So I finally got and read Bernie Krause's book, The Great Animal Orchestra. I can highly recommend it. Krause looks at sound in the natural world, both biological and geological. He shows how over the years, changes in the health of the biosphere are visible (or more to the point audible) in the natural soundscape. Selective logging of forests reduces population of bird species. Aircraft sounds can silence the call of animals, making a hole in their aural herding and seeing them eaten.Whales are beached by very loud noises in the oceans, disorienting them. The natural world's soundscape is changed in so many ways.
The sounds of nature are the origins of music, and we seem keyed into some sounds that calm us. As I write I am listening to the sound of the waves, to ease the burden of an open office plan. As an introvert and someone sensitive to external sounds, I felt calmer yesterday and was more productive than when I used Coffivity and its human white noise.
Like pollution that spoils our water, warms our planet or drowns out the night sky with too much life, sound pollution drowns out the natural sounds we developed with. Many people are noise stressed by the sounds of modern life, noisy cars, industry, our digital devices and so on. As we insulate ourselves further from the world around us, it is hard to see how we can preserve it.

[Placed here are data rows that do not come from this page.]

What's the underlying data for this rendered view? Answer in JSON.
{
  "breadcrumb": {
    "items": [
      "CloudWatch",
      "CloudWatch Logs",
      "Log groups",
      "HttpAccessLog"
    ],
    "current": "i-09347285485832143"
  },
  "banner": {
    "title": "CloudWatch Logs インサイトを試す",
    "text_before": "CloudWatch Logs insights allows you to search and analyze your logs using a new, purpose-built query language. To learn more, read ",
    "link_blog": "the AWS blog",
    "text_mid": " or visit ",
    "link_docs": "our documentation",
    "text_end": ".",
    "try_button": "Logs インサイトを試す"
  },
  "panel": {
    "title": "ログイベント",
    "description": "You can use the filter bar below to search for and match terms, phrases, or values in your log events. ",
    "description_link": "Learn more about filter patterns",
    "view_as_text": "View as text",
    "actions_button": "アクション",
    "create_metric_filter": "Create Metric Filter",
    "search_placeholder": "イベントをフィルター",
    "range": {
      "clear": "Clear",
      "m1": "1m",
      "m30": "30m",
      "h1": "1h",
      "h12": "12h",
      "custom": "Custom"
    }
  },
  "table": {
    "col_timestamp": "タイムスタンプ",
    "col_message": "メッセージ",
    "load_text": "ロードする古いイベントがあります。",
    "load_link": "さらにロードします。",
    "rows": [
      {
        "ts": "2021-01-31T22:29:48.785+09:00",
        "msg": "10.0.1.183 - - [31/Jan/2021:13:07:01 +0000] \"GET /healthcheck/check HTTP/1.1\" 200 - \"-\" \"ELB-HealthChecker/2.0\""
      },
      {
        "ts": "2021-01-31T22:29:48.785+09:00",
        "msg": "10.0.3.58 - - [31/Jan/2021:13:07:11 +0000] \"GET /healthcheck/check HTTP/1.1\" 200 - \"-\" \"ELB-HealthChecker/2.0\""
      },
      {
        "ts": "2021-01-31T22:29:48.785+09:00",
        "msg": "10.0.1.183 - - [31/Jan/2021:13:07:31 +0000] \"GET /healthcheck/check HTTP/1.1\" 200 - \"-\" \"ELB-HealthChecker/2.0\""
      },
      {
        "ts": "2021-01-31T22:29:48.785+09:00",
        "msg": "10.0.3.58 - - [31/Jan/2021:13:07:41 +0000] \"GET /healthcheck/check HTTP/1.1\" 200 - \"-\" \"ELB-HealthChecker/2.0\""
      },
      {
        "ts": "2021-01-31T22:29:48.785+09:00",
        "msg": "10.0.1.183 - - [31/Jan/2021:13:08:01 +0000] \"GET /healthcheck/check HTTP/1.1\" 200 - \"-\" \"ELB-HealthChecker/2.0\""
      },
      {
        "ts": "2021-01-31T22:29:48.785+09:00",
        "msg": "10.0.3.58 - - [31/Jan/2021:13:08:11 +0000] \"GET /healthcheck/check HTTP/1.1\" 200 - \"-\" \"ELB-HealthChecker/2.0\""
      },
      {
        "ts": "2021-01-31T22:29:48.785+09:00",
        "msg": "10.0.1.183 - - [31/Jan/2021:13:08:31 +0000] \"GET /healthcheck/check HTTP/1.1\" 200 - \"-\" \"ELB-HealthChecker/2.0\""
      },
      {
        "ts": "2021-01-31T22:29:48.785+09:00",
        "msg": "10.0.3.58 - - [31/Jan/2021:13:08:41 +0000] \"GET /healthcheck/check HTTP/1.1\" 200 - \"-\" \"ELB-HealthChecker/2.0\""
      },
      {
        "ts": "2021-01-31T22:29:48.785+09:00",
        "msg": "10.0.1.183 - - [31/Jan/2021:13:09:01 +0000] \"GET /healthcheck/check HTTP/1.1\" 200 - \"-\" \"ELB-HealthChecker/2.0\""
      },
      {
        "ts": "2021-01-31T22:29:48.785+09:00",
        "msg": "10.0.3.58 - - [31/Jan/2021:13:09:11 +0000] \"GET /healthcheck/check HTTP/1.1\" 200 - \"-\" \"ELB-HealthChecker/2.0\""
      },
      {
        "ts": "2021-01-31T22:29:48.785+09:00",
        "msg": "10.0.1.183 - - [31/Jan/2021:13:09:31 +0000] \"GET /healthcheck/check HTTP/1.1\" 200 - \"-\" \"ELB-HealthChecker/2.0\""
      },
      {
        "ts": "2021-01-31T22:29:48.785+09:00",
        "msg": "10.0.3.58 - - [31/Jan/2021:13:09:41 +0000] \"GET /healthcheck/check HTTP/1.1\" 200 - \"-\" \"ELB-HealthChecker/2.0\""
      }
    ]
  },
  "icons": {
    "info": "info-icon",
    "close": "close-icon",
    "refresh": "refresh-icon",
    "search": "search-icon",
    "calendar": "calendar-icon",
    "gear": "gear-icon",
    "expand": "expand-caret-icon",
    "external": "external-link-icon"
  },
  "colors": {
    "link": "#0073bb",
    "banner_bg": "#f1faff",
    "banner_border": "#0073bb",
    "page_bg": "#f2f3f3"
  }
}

One of the fondest noises from my childhood is the warble of magpies and screech of galahs. The sounds of nature have a big place in my life. May there always be places of solitude to listen to the earth and her hymn of praise to the God who made and shapes her.